Syrian women come to Canada to continue their education
The ongoing conflict in Syria prevented them from finishing their schooling
Five young women who were unable to finish their education in war-torn Syria landed at Pearson International Airport Thursday to start their journey as students in Canada.
The women will be studying English at the International Language Academy of Canada (ILAC), after winning scholarships from the organization.
"These were very promising women in their own fields," said Nelson Tome, communications manager at ILAC. "They had to stop their studies because of the conflict. We're giving them the opportunity to continue their education."
'We had a lot of killing'
"My village, we had a lot of killing, destroyed homes. We lost a lot of members of our families, so we moved to Turkey," said 19-year-old Raneem Kanann, who fled Syria two years ago. "When this opportunity came to come to Canada, I didn't want to lose it."
Ranging from 18 to 24, the women were chosen from hundreds of applicants by the Daughters for Life Foundation (DFL), a Canadian charity that provides education to women in the Middle East.
The foundation chose the women based on their academic history and their desire to return to Syria or other Middle Eastern countries and inspire change.
"All of the five are brilliant girls," said Jacklin Ibrahim, communications manager for the Daughters for Life Foundation. "Some of them were studying medicine, business or dentistry. We also chose them by looking at their personality and their potential to do something for their country."
The first of 15
The women, who have varying levels of fluency in English, are the first of 15 who will be arriving through the ILAC and DFL partnership.
Each has been granted a student visa and will spend the next nine months studying English at a Toronto ILAC school.
The hope is that after their Enlish-language schooling is finished, they'll have the qualifications to be accepted into a Canadian university so that they can continue their studies.
Ayaat Labbad fled Syria with her mother and sisters, leaving her father behind. She hasn't heard from him for six years.
She spent the last little while teaching science to refugee students at the Lebanon-Syria border and says she came to Canada so that she could pursue her dream.
"I used to study dentistry in Syria," said Labbad, 23. "I studied just three years. I have a dream to be a successful doctor."
'Good people and kind people'
The women arrived from Turkey a little exhausted but excited by all the media attention.

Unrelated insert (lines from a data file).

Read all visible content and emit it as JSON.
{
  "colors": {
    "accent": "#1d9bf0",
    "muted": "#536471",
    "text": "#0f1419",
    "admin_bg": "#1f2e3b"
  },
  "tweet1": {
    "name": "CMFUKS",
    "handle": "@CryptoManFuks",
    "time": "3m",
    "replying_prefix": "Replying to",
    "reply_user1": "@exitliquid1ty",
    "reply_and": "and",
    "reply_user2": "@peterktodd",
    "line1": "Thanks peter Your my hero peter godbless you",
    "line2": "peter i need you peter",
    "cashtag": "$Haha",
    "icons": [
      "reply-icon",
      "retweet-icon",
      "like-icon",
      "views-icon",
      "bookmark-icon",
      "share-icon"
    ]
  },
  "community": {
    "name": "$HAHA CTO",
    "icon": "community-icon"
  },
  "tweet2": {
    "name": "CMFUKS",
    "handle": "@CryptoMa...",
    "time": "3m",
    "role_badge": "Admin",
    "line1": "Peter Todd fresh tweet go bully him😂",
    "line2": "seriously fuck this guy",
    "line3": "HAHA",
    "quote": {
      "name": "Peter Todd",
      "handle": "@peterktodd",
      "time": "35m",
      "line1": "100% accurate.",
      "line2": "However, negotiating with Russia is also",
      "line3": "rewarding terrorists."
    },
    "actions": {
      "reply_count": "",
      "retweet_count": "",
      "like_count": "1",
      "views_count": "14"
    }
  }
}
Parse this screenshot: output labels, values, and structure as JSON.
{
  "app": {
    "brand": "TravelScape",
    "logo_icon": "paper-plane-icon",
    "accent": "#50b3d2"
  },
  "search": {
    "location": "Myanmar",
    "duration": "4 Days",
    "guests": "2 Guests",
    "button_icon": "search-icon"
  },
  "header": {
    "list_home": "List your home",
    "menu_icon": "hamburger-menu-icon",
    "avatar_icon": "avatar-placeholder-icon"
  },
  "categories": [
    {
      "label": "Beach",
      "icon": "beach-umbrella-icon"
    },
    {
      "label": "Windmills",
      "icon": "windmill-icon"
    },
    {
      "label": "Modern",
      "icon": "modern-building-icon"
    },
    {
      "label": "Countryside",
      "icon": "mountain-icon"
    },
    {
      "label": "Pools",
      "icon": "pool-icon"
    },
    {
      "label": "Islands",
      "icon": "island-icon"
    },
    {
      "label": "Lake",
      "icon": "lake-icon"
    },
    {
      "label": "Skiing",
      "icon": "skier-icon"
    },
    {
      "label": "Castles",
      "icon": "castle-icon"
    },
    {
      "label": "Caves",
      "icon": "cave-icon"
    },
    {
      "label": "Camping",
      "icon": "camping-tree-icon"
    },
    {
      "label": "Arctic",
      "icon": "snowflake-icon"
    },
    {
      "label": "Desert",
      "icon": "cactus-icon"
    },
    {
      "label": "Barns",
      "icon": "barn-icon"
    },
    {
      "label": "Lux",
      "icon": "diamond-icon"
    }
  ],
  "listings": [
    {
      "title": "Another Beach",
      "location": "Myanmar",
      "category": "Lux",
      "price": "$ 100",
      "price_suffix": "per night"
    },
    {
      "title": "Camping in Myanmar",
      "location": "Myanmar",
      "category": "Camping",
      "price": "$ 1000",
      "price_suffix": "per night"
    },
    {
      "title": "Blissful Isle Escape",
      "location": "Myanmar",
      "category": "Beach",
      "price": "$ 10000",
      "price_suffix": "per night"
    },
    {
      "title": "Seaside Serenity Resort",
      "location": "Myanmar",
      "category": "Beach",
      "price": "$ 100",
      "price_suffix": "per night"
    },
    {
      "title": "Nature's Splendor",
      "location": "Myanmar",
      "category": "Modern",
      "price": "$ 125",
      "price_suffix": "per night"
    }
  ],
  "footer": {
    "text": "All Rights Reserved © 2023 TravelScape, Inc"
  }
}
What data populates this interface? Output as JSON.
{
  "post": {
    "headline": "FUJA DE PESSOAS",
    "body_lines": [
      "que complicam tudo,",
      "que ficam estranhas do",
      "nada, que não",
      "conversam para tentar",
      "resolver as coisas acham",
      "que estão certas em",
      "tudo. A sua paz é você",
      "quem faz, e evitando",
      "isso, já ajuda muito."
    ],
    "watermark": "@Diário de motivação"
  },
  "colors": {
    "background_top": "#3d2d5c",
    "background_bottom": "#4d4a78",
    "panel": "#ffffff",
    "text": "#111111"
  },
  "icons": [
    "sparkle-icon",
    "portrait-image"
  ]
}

Each woman was given a new winter coat and boots.
To help them integrate, they will be staying with Canadian families that were chosen by ILAC's home-stay program.
"I know that Canada have many cultures," said Labbad, adding that she's been learning about the country since she was accepted into the program.
"Good people and kind people. All the world talk about Canada. Canada open their doors to people to study and work."